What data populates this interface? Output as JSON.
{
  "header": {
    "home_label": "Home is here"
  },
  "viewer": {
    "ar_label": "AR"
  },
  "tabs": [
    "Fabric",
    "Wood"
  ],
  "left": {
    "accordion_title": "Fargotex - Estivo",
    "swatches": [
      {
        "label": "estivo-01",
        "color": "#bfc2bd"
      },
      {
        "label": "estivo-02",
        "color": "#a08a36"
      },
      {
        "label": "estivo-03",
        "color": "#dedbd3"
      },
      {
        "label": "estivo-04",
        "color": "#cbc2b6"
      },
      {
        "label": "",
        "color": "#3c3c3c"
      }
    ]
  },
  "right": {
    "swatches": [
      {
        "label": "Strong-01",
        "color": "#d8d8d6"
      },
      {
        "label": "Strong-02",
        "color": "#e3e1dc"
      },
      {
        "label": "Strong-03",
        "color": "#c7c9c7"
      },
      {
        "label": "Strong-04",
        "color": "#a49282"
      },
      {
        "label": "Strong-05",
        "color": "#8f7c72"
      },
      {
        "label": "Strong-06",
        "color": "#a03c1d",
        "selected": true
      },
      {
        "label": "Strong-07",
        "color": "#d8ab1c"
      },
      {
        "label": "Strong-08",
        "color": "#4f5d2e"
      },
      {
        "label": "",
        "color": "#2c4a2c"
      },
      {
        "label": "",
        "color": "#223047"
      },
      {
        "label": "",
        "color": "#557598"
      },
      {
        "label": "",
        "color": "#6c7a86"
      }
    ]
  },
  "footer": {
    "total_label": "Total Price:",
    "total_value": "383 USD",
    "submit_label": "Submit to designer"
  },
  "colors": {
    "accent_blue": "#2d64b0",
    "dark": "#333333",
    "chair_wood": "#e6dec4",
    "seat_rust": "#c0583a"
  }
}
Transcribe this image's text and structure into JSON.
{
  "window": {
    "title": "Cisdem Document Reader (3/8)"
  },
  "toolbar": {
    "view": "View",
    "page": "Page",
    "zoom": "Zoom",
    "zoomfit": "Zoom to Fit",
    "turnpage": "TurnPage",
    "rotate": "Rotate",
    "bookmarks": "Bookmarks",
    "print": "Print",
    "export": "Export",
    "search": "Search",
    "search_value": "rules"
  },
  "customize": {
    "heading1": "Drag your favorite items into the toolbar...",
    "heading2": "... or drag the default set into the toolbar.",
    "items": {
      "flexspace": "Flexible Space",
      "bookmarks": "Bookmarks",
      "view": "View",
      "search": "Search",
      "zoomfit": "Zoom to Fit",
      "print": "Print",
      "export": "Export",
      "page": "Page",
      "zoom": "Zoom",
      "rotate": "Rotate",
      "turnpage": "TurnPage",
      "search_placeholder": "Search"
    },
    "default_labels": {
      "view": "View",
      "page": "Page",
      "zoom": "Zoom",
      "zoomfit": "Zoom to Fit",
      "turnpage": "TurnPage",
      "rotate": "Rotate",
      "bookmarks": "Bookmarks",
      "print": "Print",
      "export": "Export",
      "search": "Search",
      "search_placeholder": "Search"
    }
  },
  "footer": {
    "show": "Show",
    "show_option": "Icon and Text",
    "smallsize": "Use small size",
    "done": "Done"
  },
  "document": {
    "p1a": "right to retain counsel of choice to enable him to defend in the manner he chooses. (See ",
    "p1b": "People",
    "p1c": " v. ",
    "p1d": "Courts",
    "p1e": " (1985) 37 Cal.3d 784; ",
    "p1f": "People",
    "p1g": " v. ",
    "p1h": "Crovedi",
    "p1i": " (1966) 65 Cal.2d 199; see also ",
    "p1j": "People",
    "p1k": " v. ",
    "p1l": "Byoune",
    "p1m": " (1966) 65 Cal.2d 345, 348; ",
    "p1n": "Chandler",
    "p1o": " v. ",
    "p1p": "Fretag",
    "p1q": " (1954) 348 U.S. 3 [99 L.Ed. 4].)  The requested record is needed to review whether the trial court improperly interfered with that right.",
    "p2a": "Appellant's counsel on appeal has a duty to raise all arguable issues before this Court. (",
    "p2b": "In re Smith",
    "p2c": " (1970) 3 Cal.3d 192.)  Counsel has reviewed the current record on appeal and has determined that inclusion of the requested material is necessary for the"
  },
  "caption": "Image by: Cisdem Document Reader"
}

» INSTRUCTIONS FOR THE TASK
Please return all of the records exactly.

» REPLY
What data populates this interface? Output as JSON.
{
  "header": {
    "home_label": "Home is here"
  },
  "viewer": {
    "ar_label": "AR"
  },
  "tabs": [
    "Fabric",
    "Wood"
  ],
  "left": {
    "accordion_title": "Fargotex - Estivo",
    "swatches": [
      {
        "label": "estivo-01",
        "color": "#bfc2bd"
      },
      {
        "label": "estivo-02",
        "color": "#a08a36"
      },
      {
        "label": "estivo-03",
        "color": "#dedbd3"
      },
      {
        "label": "estivo-04",
        "color": "#cbc2b6"
      },
      {
        "label": "",
        "color": "#3c3c3c"
      }
    ]
  },
  "right": {
    "swatches": [
      {
        "label": "Strong-01",
        "color": "#d8d8d6"
      },
      {
        "label": "Strong-02",
        "color": "#e3e1dc"
      },
      {
        "label": "Strong-03",
        "color": "#c7c9c7"
      },
      {
        "label": "Strong-04",
        "color": "#a49282"
      },
      {
        "label": "Strong-05",
        "color": "#8f7c72"
      },
      {
        "label": "Strong-06",
        "color": "#a03c1d",
        "selected": true
      },
      {
        "label": "Strong-07",
        "color": "#d8ab1c"
      },
      {
        "label": "Strong-08",
        "color": "#4f5d2e"
      },
      {
        "label": "",
        "color": "#2c4a2c"
      },
      {
        "label": "",
        "color": "#223047"
      },
      {
        "label": "",
        "color": "#557598"
      },
      {
        "label": "",
        "color": "#6c7a86"
      }
    ]
  },
  "footer": {
    "total_label": "Total Price:",
    "total_value": "383 USD",
    "submit_label": "Submit to designer"
  },
  "colors": {
    "accent_blue": "#2d64b0",
    "dark": "#333333",
    "chair_wood": "#e6dec4",
    "seat_rust": "#c0583a"
  }
}
Transcribe this image's text and structure into JSON.
{
  "window": {
    "title": "Cisdem Document Reader (3/8)"
  },
  "toolbar": {
    "view": "View",
    "page": "Page",
    "zoom": "Zoom",
    "zoomfit": "Zoom to Fit",
    "turnpage": "TurnPage",
    "rotate": "Rotate",
    "bookmarks": "Bookmarks",
    "print": "Print",
    "export": "Export",
    "search": "Search",
    "search_value": "rules"
  },
  "customize": {
    "heading1": "Drag your favorite items into the toolbar...",
    "heading2": "... or drag the default set into the toolbar.",
    "items": {
      "flexspace": "Flexible Space",
      "bookmarks": "Bookmarks",
      "view": "View",
      "search": "Search",
      "zoomfit": "Zoom to Fit",
      "print": "Print",
      "export": "Export",
      "page": "Page",
      "zoom": "Zoom",
      "rotate": "Rotate",
      "turnpage": "TurnPage",
      "search_placeholder": "Search"
    },
    "default_labels": {
      "view": "View",
      "page": "Page",
      "zoom": "Zoom",
      "zoomfit": "Zoom to Fit",
      "turnpage": "TurnPage",
      "rotate": "Rotate",
      "bookmarks": "Bookmarks",
      "print": "Print",
      "export": "Export",
      "search": "Search",
      "search_placeholder": "Search"
    }
  },
  "footer": {
    "show": "Show",
    "show_option": "Icon and Text",
    "smallsize": "Use small size",
    "done": "Done"
  },
  "document": {
    "p1a": "right to retain counsel of choice to enable him to defend in the manner he chooses. (See ",
    "p1b": "People",
    "p1c": " v. ",
    "p1d": "Courts",
    "p1e": " (1985) 37 Cal.3d 784; ",
    "p1f": "People",
    "p1g": " v. ",
    "p1h": "Crovedi",
    "p1i": " (1966) 65 Cal.2d 199; see also ",
    "p1j": "People",
    "p1k": " v. ",
    "p1l": "Byoune",
    "p1m": " (1966) 65 Cal.2d 345, 348; ",
    "p1n": "Chandler",
    "p1o": " v. ",
    "p1p": "Fretag",
    "p1q": " (1954) 348 U.S. 3 [99 L.Ed. 4].)  The requested record is needed to review whether the trial court improperly interfered with that right.",
    "p2a": "Appellant's counsel on appeal has a duty to raise all arguable issues before this Court. (",
    "p2b": "In re Smith",
    "p2c": " (1970) 3 Cal.3d 192.)  Counsel has reviewed the current record on appeal and has determined that inclusion of the requested material is necessary for the"
  },
  "caption": "Image by: Cisdem Document Reader"
}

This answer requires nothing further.